Stumpf and Wells Fargo went up against Sen. Elizabeth Warren and the Senate Banking Committee and came away bloodied and bruised. Little Stumpf said that day, and subsequently to a House subcommittee, “patched the roof.” The dining room still got soaked and the pressure remained, until Stumpf finally quit in humiliation.
This is why it’s often a good strategy in a crisis to take all your hits at once, sincerely apologize for bad behavior and, if necessary, resign, or fire the people who screwed up. In Wells Fargo’s case, it tried to do the least possible, by firing 5,000 mid- to low-level employees. That wasn’t going to satisfy those hunted for heads at the top.
As Capozzi writes:
When responding to a crisis, companies need to satisfy a wide range of audiences – regulators, legislators, shareholders, customers, employees, even the general public. It’s a tough job, but research shows that companies that do it well minimize the impact of the crisis on the organization’s reputation, its stock price, and the bottom line.
The basic rules of crisis response are simple: say you’re sorry, fix it, and don’t do it again. To fix it, and ensure no recurrence, corporate boards often face the ultimate question: should they fire the CEO? Many have faced the axe. United’s Jeff Smisek and Priceline’s Darren Huston are recent examples.
If you try to fake it, come across as doing the minimum, scapegoating people who didn’t have a hand in the decisions that caused the crisis, you’re going to pay. Stumpf paid with his job. Wells Fargo paid with its reputation.
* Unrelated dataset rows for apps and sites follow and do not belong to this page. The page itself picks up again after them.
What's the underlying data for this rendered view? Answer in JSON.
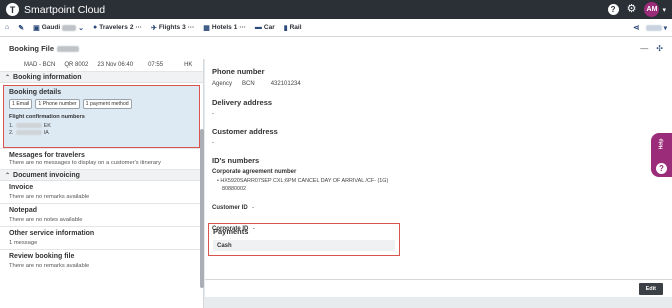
{
  "app": {
    "title": "Smartpoint Cloud",
    "logo_letter": "T",
    "help": "?",
    "avatar": "AM"
  },
  "nav": {
    "home": "⌂",
    "tool": "🔧",
    "gaudi": "Gaudi",
    "travelers": "Travelers",
    "travelers_count": "2",
    "flights": "Flights",
    "flights_count": "3",
    "hotels": "Hotels",
    "hotels_count": "1",
    "car": "Car",
    "rail": "Rail",
    "more": "···"
  },
  "booking_file": {
    "title": "Booking File"
  },
  "flight_summary": {
    "route": "MAD - BCN",
    "flight": "QR 8002",
    "date": "23 Nov 06:40",
    "time": "07:55",
    "status": "HK"
  },
  "left_panel": {
    "booking_information_label": "Booking information",
    "booking_details": {
      "title": "Booking details",
      "chips": [
        "1 Email",
        "1 Phone number",
        "1 payment method"
      ],
      "flight_conf_title": "Flight confirmation numbers",
      "lines": [
        {
          "num": "1.",
          "code": "EK"
        },
        {
          "num": "2.",
          "code": "IA"
        }
      ]
    },
    "messages": {
      "title": "Messages for travelers",
      "sub": "There are no messages to display on a customer's itinerary"
    },
    "document_invoicing_label": "Document invoicing",
    "invoice": {
      "title": "Invoice",
      "sub": "There are no remarks available"
    },
    "notepad": {
      "title": "Notepad",
      "sub": "There are no notes available"
    },
    "osi": {
      "title": "Other service information",
      "sub": "1 message"
    },
    "review": {
      "title": "Review booking file",
      "sub": "There are no remarks available"
    }
  },
  "right_panel": {
    "phone": {
      "title": "Phone number",
      "type": "Agency",
      "city": "BCN",
      "number": "432101234"
    },
    "delivery": {
      "title": "Delivery address",
      "value": "-"
    },
    "customer": {
      "title": "Customer address",
      "value": "-"
    },
    "ids": {
      "title": "ID's numbers",
      "corp_label": "Corporate agreement number",
      "corp_line": "• HX5920SARR07SEP CXL:6PM CANCEL DAY OF ARRIVAL /CF-   (1G)",
      "corp_num": "80880002",
      "customer_id": "Customer ID",
      "customer_id_val": "-",
      "corporate_id": "Corporate ID",
      "corporate_id_val": "-"
    },
    "payments": {
      "title": "Payments",
      "method": "Cash"
    }
  },
  "help_tab": {
    "label": "Help",
    "icon": "?"
  },
  "actions": {
    "edit": "Edit"
  }
}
The content of this blog is about crisis management and mismanagement in a digital age. It originates with Steve Bell, who spent 30 years as a journalist for the Associated Press and in four top editor positions at The Buffalo News. He is now Partner/Director of Public Affairs and Crisis and Reputation Management at Eric Mower + Associates, one of the nation’s largest independent advertising, integrated marketing and public relations agencies, with eight offices in the East. Learn more about EMA at mowerpr.com/crisisready. Steve’s blog is based on his own opinions and does not represent the views or positions of Eric Mower + Associates.